* Work instruction *
The word "this" appears in some lines of the entries. Say how many, and give nothing but the number.

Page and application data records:
****************

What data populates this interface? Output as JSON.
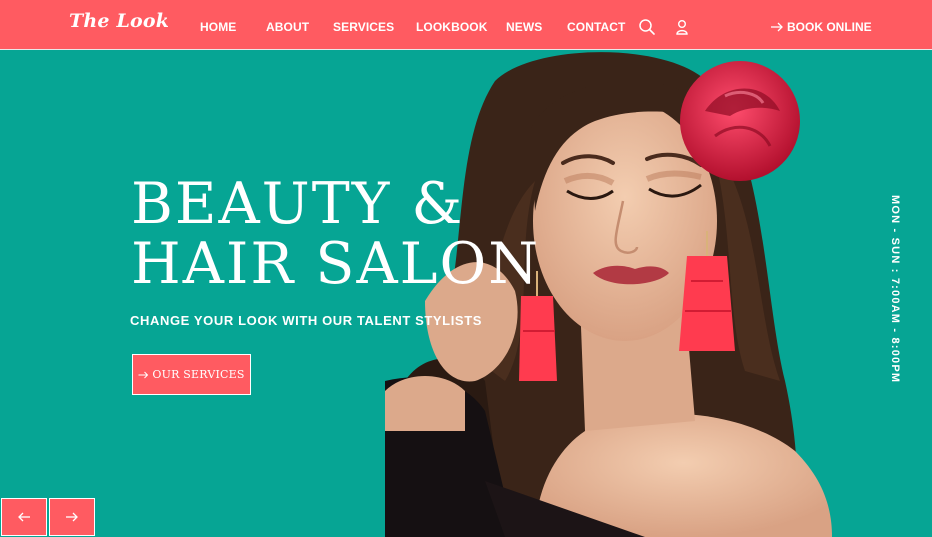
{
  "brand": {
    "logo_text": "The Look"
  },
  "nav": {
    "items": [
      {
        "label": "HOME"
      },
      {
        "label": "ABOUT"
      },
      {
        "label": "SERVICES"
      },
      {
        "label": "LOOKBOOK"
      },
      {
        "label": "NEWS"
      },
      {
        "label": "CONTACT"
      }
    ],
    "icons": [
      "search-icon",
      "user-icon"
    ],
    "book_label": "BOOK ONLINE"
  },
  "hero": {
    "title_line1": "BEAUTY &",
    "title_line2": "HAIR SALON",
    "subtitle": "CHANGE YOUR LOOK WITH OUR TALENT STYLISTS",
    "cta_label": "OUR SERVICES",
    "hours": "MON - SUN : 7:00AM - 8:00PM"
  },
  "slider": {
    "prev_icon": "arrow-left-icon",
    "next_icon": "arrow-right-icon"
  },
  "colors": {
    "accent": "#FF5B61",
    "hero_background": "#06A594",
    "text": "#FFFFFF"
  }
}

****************

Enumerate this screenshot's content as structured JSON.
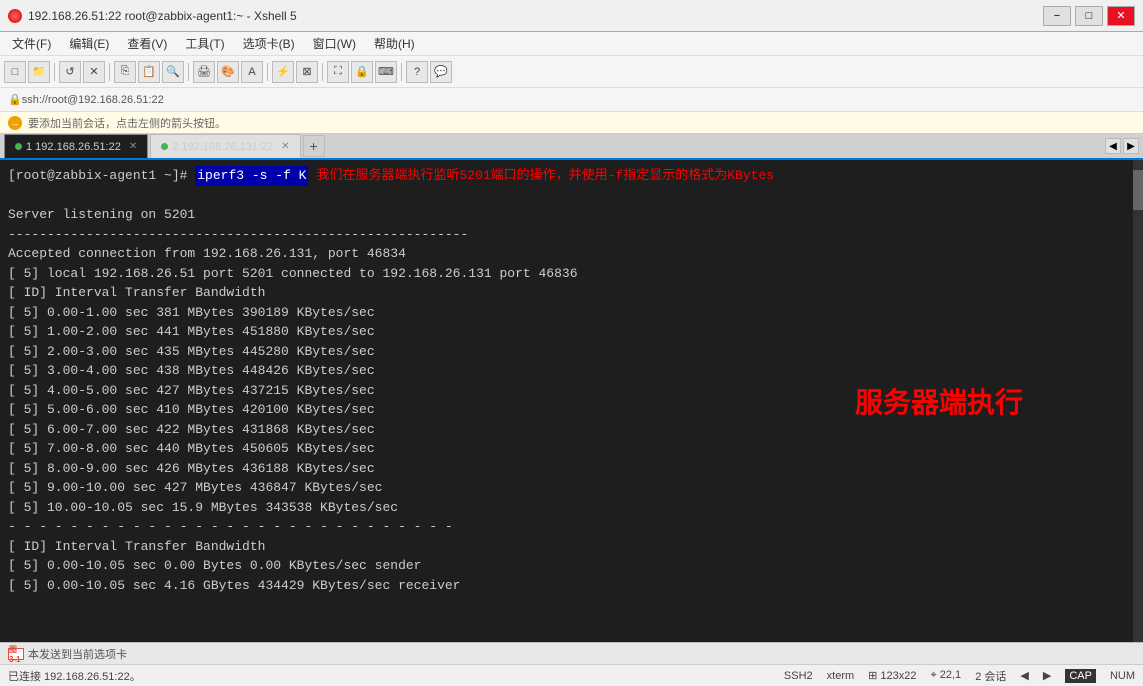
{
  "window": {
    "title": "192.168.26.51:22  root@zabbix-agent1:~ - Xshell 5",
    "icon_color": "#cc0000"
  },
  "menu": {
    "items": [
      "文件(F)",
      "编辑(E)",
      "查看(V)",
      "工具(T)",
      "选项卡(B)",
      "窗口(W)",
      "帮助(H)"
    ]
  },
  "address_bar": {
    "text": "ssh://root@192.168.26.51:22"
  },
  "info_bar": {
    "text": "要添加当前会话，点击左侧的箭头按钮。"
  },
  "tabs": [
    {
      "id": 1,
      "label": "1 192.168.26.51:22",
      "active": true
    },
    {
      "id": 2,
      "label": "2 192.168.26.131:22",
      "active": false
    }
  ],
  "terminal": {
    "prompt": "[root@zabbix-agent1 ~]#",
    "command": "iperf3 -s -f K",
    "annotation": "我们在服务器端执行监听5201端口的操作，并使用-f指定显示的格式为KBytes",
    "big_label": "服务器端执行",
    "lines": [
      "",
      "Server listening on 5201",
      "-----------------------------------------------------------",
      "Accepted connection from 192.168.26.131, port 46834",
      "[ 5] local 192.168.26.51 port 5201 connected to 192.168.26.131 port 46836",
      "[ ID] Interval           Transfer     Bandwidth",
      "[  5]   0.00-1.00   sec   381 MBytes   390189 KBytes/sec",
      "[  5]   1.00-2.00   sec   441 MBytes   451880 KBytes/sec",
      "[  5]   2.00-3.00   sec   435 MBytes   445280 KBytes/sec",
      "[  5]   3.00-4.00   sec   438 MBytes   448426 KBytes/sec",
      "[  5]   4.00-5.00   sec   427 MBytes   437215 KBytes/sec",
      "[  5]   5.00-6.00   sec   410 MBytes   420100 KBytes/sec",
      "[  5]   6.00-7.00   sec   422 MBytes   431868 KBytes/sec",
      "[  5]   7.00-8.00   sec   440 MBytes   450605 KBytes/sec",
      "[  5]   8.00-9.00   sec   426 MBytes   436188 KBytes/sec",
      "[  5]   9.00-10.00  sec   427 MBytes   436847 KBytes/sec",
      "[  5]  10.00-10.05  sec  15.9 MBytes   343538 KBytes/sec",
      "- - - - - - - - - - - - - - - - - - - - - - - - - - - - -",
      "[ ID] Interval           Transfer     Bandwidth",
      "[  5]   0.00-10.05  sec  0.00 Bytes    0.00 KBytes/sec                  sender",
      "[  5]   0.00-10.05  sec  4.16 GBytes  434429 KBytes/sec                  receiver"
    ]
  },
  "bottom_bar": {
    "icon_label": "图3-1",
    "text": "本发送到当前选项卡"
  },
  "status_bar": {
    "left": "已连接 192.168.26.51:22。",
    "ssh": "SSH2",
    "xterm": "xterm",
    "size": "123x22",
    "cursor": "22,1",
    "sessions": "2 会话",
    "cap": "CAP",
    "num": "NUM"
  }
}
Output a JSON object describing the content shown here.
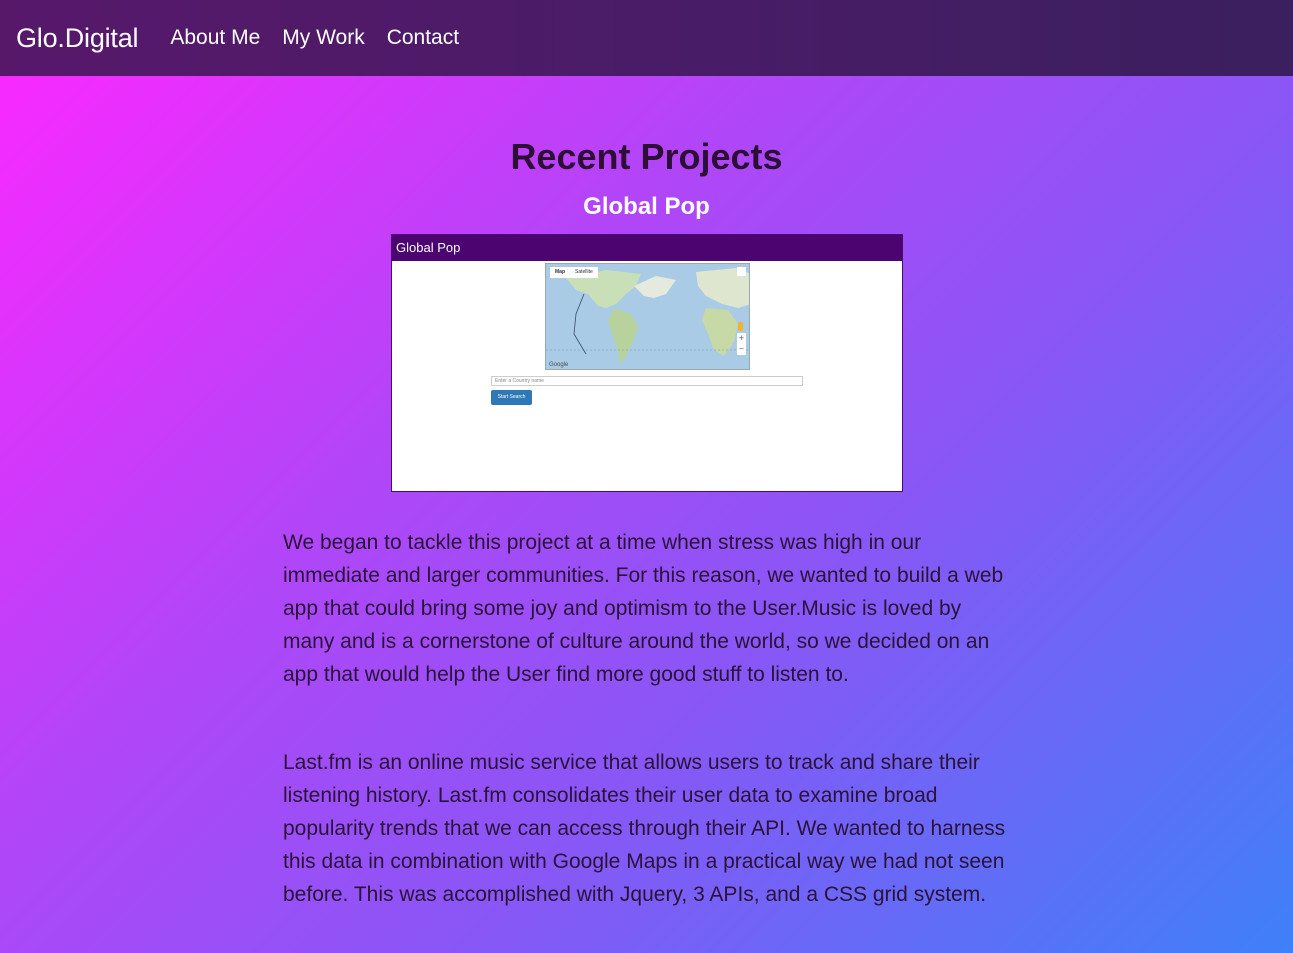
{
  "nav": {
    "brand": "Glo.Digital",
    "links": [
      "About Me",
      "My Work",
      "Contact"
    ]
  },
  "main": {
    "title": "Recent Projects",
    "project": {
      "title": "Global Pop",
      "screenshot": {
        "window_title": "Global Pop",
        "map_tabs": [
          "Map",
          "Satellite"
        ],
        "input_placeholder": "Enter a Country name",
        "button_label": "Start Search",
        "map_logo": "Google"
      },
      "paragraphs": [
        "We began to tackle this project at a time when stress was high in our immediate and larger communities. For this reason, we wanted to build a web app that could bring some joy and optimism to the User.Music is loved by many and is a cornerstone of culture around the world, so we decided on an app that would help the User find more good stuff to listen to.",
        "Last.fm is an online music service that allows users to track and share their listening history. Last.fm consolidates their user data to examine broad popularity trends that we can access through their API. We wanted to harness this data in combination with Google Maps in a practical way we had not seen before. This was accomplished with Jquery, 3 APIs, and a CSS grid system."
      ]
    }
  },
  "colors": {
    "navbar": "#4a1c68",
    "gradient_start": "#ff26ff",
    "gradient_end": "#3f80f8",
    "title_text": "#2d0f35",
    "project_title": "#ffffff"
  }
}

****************

* Written answer *
4